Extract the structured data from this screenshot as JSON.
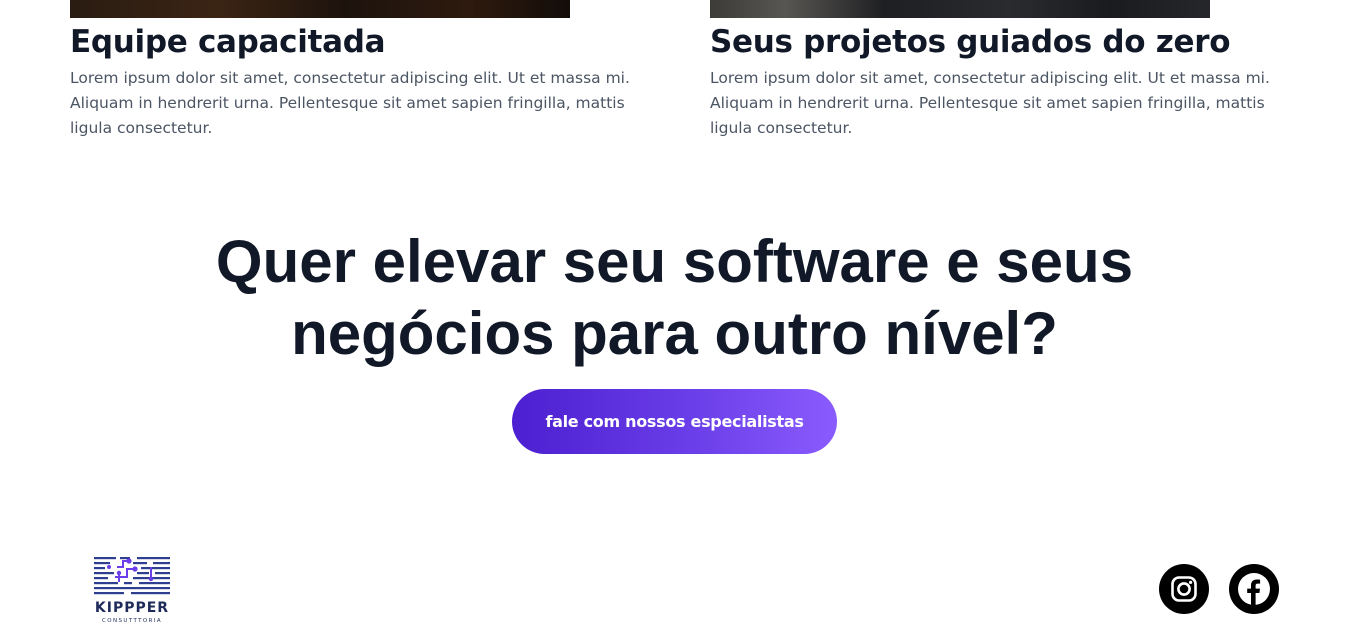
{
  "features": [
    {
      "title": "Equipe capacitada",
      "text": "Lorem ipsum dolor sit amet, consectetur adipiscing elit. Ut et massa mi. Aliquam in hendrerit urna. Pellentesque sit amet sapien fringilla, mattis ligula consectetur."
    },
    {
      "title": "Seus projetos guiados do zero",
      "text": "Lorem ipsum dolor sit amet, consectetur adipiscing elit. Ut et massa mi. Aliquam in hendrerit urna. Pellentesque sit amet sapien fringilla, mattis ligula consectetur."
    }
  ],
  "cta": {
    "heading_line1": "Quer elevar seu software e seus",
    "heading_line2": "negócios para outro nível?",
    "button_label": "fale com nossos especialistas"
  },
  "footer": {
    "logo_name": "KIPPPER",
    "logo_tagline": "CONSUTTTORIA",
    "social_icons": [
      "instagram-icon",
      "facebook-icon"
    ]
  },
  "colors": {
    "heading": "#111827",
    "body_text": "#4b5563",
    "button_gradient_start": "#4c1fd0",
    "button_gradient_end": "#8a5cff",
    "logo": "#1e2a5a",
    "social_bg": "#000000"
  }
}
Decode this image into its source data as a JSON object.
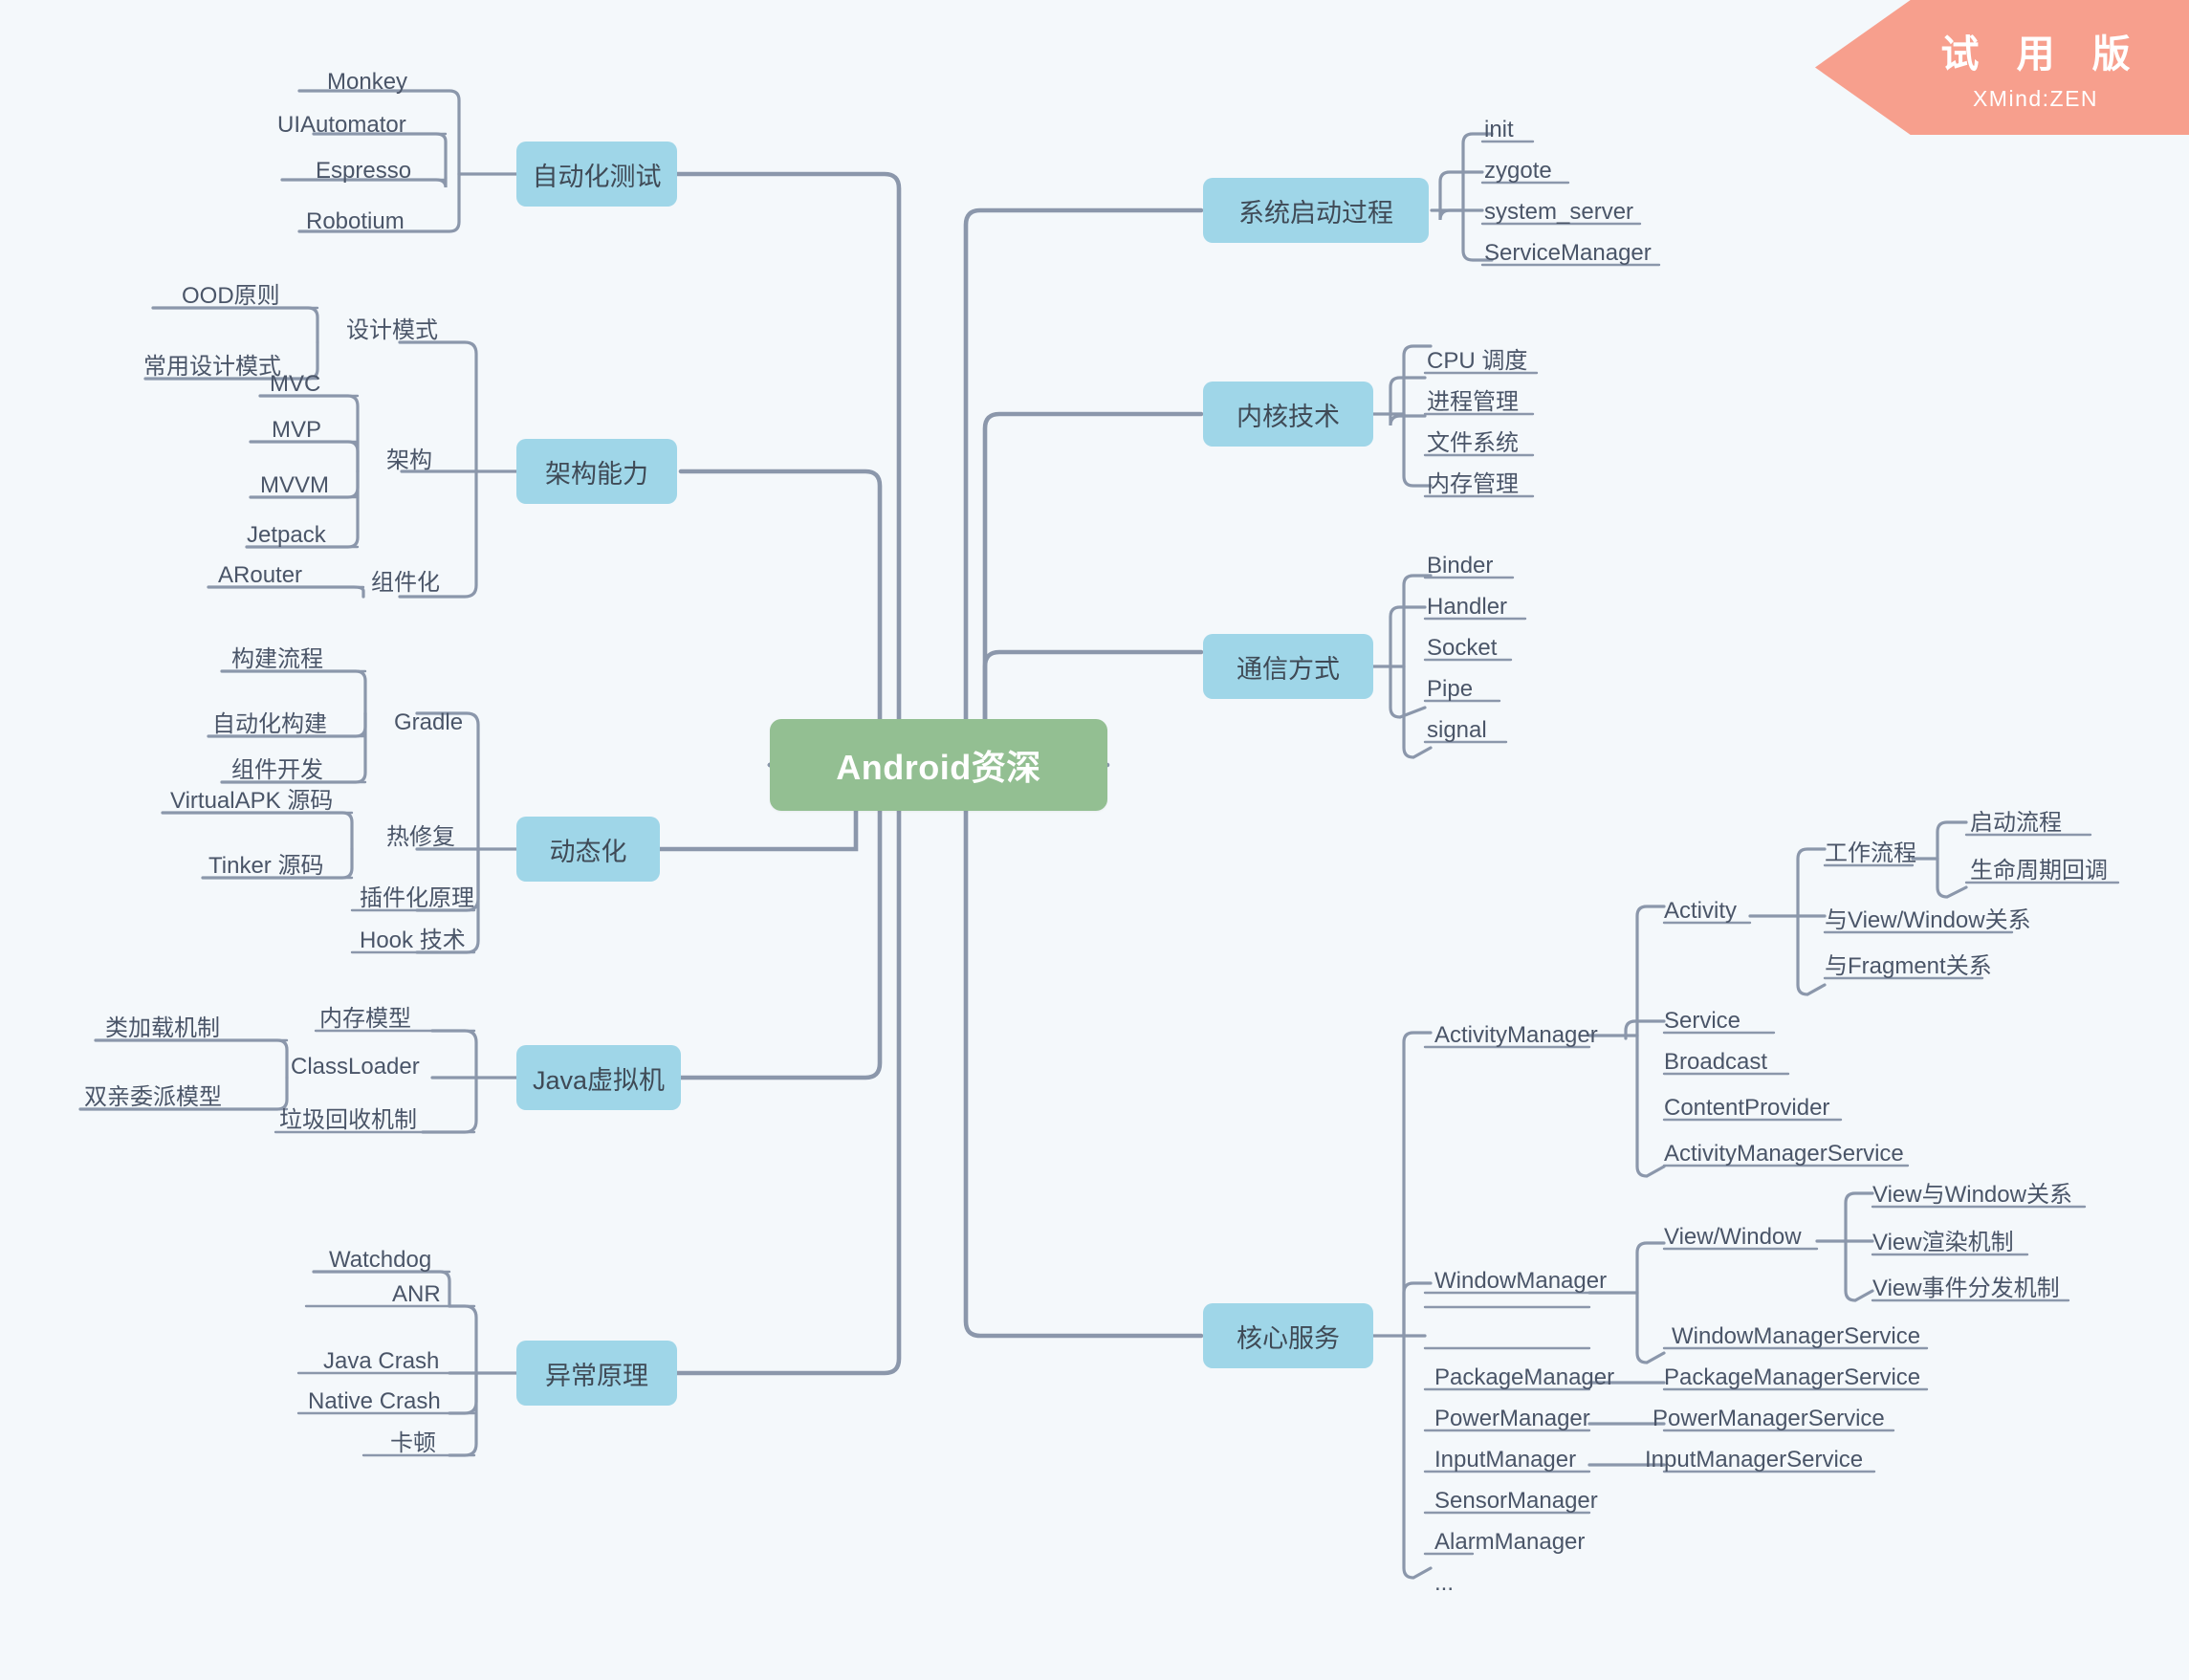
{
  "app": {
    "background_color": "#f4f8fb",
    "line_color": "#8b97ab",
    "root_color": "#93bf92",
    "branch_color": "#9fd6e8",
    "trial_color": "#f79f8d"
  },
  "trial_banner": {
    "title": "试 用 版",
    "product": "XMind:ZEN"
  },
  "root": {
    "label": "Android资深"
  },
  "branches_left": [
    {
      "label": "自动化测试",
      "children": [
        {
          "label": "Monkey"
        },
        {
          "label": "UIAutomator"
        },
        {
          "label": "Espresso"
        },
        {
          "label": "Robotium"
        }
      ]
    },
    {
      "label": "架构能力",
      "children": [
        {
          "label": "设计模式",
          "children": [
            {
              "label": "OOD原则"
            },
            {
              "label": "常用设计模式"
            }
          ]
        },
        {
          "label": "架构",
          "children": [
            {
              "label": "MVC"
            },
            {
              "label": "MVP"
            },
            {
              "label": "MVVM"
            },
            {
              "label": "Jetpack"
            }
          ]
        },
        {
          "label": "组件化",
          "children": [
            {
              "label": "ARouter"
            }
          ]
        }
      ]
    },
    {
      "label": "动态化",
      "children": [
        {
          "label": "Gradle",
          "children": [
            {
              "label": "构建流程"
            },
            {
              "label": "自动化构建"
            },
            {
              "label": "组件开发"
            }
          ]
        },
        {
          "label": "热修复",
          "children": [
            {
              "label": "VirtualAPK 源码"
            },
            {
              "label": "Tinker 源码"
            }
          ]
        },
        {
          "label": "插件化原理"
        },
        {
          "label": "Hook 技术"
        }
      ]
    },
    {
      "label": "Java虚拟机",
      "children": [
        {
          "label": "内存模型"
        },
        {
          "label": "ClassLoader",
          "children": [
            {
              "label": "类加载机制"
            },
            {
              "label": "双亲委派模型"
            }
          ]
        },
        {
          "label": "垃圾回收机制"
        }
      ]
    },
    {
      "label": "异常原理",
      "children": [
        {
          "label": "ANR",
          "children": [
            {
              "label": "Watchdog"
            }
          ]
        },
        {
          "label": "Java Crash"
        },
        {
          "label": "Native Crash"
        },
        {
          "label": "卡顿"
        }
      ]
    }
  ],
  "branches_right": [
    {
      "label": "系统启动过程",
      "children": [
        {
          "label": "init"
        },
        {
          "label": "zygote"
        },
        {
          "label": "system_server"
        },
        {
          "label": "ServiceManager"
        }
      ]
    },
    {
      "label": "内核技术",
      "children": [
        {
          "label": "CPU 调度"
        },
        {
          "label": "进程管理"
        },
        {
          "label": "文件系统"
        },
        {
          "label": "内存管理"
        }
      ]
    },
    {
      "label": "通信方式",
      "children": [
        {
          "label": "Binder"
        },
        {
          "label": "Handler"
        },
        {
          "label": "Socket"
        },
        {
          "label": "Pipe"
        },
        {
          "label": "signal"
        }
      ]
    },
    {
      "label": "核心服务",
      "children": [
        {
          "label": "ActivityManager",
          "children": [
            {
              "label": "Activity",
              "children": [
                {
                  "label": "工作流程",
                  "children": [
                    {
                      "label": "启动流程"
                    },
                    {
                      "label": "生命周期回调"
                    }
                  ]
                },
                {
                  "label": "与View/Window关系"
                },
                {
                  "label": "与Fragment关系"
                }
              ]
            },
            {
              "label": "Service"
            },
            {
              "label": "Broadcast"
            },
            {
              "label": "ContentProvider"
            },
            {
              "label": "ActivityManagerService"
            }
          ]
        },
        {
          "label": "WindowManager",
          "children": [
            {
              "label": "View/Window",
              "children": [
                {
                  "label": "View与Window关系"
                },
                {
                  "label": "View渲染机制"
                },
                {
                  "label": "View事件分发机制"
                }
              ]
            },
            {
              "label": "WindowManagerService"
            }
          ]
        },
        {
          "label": "PackageManager",
          "children": [
            {
              "label": "PackageManagerService"
            }
          ]
        },
        {
          "label": "PowerManager",
          "children": [
            {
              "label": "PowerManagerService"
            }
          ]
        },
        {
          "label": "InputManager",
          "children": [
            {
              "label": "InputManagerService"
            }
          ]
        },
        {
          "label": "SensorManager"
        },
        {
          "label": "AlarmManager"
        },
        {
          "label": "..."
        }
      ]
    }
  ]
}
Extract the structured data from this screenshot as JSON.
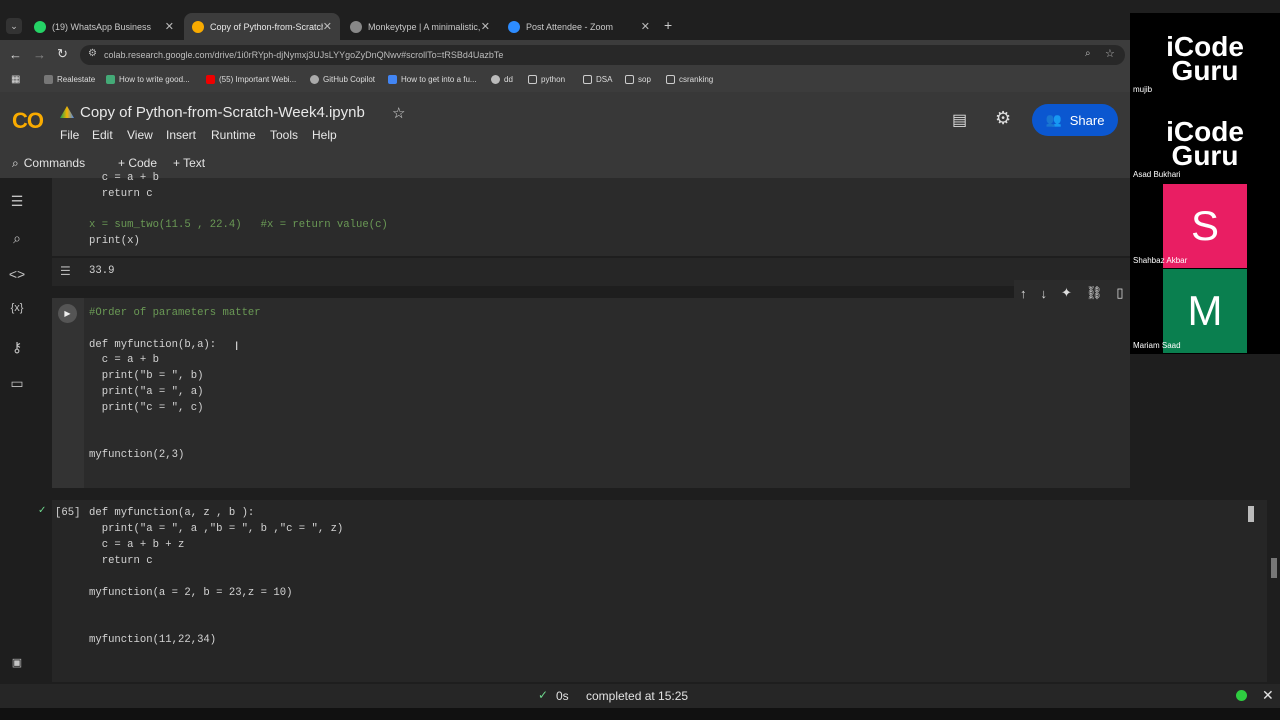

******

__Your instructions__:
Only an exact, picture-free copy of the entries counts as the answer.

__Exercise output__:
Extract the structured data from this screenshot as JSON.
{
  "features": [
    {
      "title": "Equipe capacitada",
      "text": "Lorem ipsum dolor sit amet, consectetur adipiscing elit. Ut et massa mi. Aliquam in hendrerit urna. Pellentesque sit amet sapien fringilla, mattis ligula consectetur."
    },
    {
      "title": "Seus projetos guiados do zero",
      "text": "Lorem ipsum dolor sit amet, consectetur adipiscing elit. Ut et massa mi. Aliquam in hendrerit urna. Pellentesque sit amet sapien fringilla, mattis ligula consectetur."
    }
  ],
  "cta": {
    "heading_line1": "Quer elevar seu software e seus",
    "heading_line2": "negócios para outro nível?",
    "button_label": "fale com nossos especialistas"
  },
  "footer": {
    "logo_name": "KIPPPER",
    "logo_tagline": "CONSUTTTORIA",
    "social_icons": [
      "instagram-icon",
      "facebook-icon"
    ]
  },
  "colors": {
    "heading": "#111827",
    "body_text": "#4b5563",
    "button_gradient_start": "#4c1fd0",
    "button_gradient_end": "#8a5cff",
    "logo": "#1e2a5a",
    "social_bg": "#000000"
  }
}
Decode this image into its source data as a JSON object.
{
  "app": {
    "background_color": "#f4f8fb",
    "line_color": "#8b97ab",
    "root_color": "#93bf92",
    "branch_color": "#9fd6e8",
    "trial_color": "#f79f8d"
  },
  "trial_banner": {
    "title": "试 用 版",
    "product": "XMind:ZEN"
  },
  "root": {
    "label": "Android资深"
  },
  "branches_left": [
    {
      "label": "自动化测试",
      "children": [
        {
          "label": "Monkey"
        },
        {
          "label": "UIAutomator"
        },
        {
          "label": "Espresso"
        },
        {
          "label": "Robotium"
        }
      ]
    },
    {
      "label": "架构能力",
      "children": [
        {
          "label": "设计模式",
          "children": [
            {
              "label": "OOD原则"
            },
            {
              "label": "常用设计模式"
            }
          ]
        },
        {
          "label": "架构",
          "children": [
            {
              "label": "MVC"
            },
            {
              "label": "MVP"
            },
            {
              "label": "MVVM"
            },
            {
              "label": "Jetpack"
            }
          ]
        },
        {
          "label": "组件化",
          "children": [
            {
              "label": "ARouter"
            }
          ]
        }
      ]
    },
    {
      "label": "动态化",
      "children": [
        {
          "label": "Gradle",
          "children": [
            {
              "label": "构建流程"
            },
            {
              "label": "自动化构建"
            },
            {
              "label": "组件开发"
            }
          ]
        },
        {
          "label": "热修复",
          "children": [
            {
              "label": "VirtualAPK 源码"
            },
            {
              "label": "Tinker 源码"
            }
          ]
        },
        {
          "label": "插件化原理"
        },
        {
          "label": "Hook 技术"
        }
      ]
    },
    {
      "label": "Java虚拟机",
      "children": [
        {
          "label": "内存模型"
        },
        {
          "label": "ClassLoader",
          "children": [
            {
              "label": "类加载机制"
            },
            {
              "label": "双亲委派模型"
            }
          ]
        },
        {
          "label": "垃圾回收机制"
        }
      ]
    },
    {
      "label": "异常原理",
      "children": [
        {
          "label": "ANR",
          "children": [
            {
              "label": "Watchdog"
            }
          ]
        },
        {
          "label": "Java Crash"
        },
        {
          "label": "Native Crash"
        },
        {
          "label": "卡顿"
        }
      ]
    }
  ],
  "branches_right": [
    {
      "label": "系统启动过程",
      "children": [
        {
          "label": "init"
        },
        {
          "label": "zygote"
        },
        {
          "label": "system_server"
        },
        {
          "label": "ServiceManager"
        }
      ]
    },
    {
      "label": "内核技术",
      "children": [
        {
          "label": "CPU 调度"
        },
        {
          "label": "进程管理"
        },
        {
          "label": "文件系统"
        },
        {
          "label": "内存管理"
        }
      ]
    },
    {
      "label": "通信方式",
      "children": [
        {
          "label": "Binder"
        },
        {
          "label": "Handler"
        },
        {
          "label": "Socket"
        },
        {
          "label": "Pipe"
        },
        {
          "label": "signal"
        }
      ]
    },
    {
      "label": "核心服务",
      "children": [
        {
          "label": "ActivityManager",
          "children": [
            {
              "label": "Activity",
              "children": [
                {
                  "label": "工作流程",
                  "children": [
                    {
                      "label": "启动流程"
                    },
                    {
                      "label": "生命周期回调"
                    }
                  ]
                },
                {
                  "label": "与View/Window关系"
                },
                {
                  "label": "与Fragment关系"
                }
              ]
            },
            {
              "label": "Service"
            },
            {
              "label": "Broadcast"
            },
            {
              "label": "ContentProvider"
            },
            {
              "label": "ActivityManagerService"
            }
          ]
        },
        {
          "label": "WindowManager",
          "children": [
            {
              "label": "View/Window",
              "children": [
                {
                  "label": "View与Window关系"
                },
                {
                  "label": "View渲染机制"
                },
                {
                  "label": "View事件分发机制"
                }
              ]
            },
            {
              "label": "WindowManagerService"
            }
          ]
        },
        {
          "label": "PackageManager",
          "children": [
            {
              "label": "PackageManagerService"
            }
          ]
        },
        {
          "label": "PowerManager",
          "children": [
            {
              "label": "PowerManagerService"
            }
          ]
        },
        {
          "label": "InputManager",
          "children": [
            {
              "label": "InputManagerService"
            }
          ]
        },
        {
          "label": "SensorManager"
        },
        {
          "label": "AlarmManager"
        },
        {
          "label": "..."
        }
      ]
    }
  ]
}
Extract the structured data from this screenshot as JSON.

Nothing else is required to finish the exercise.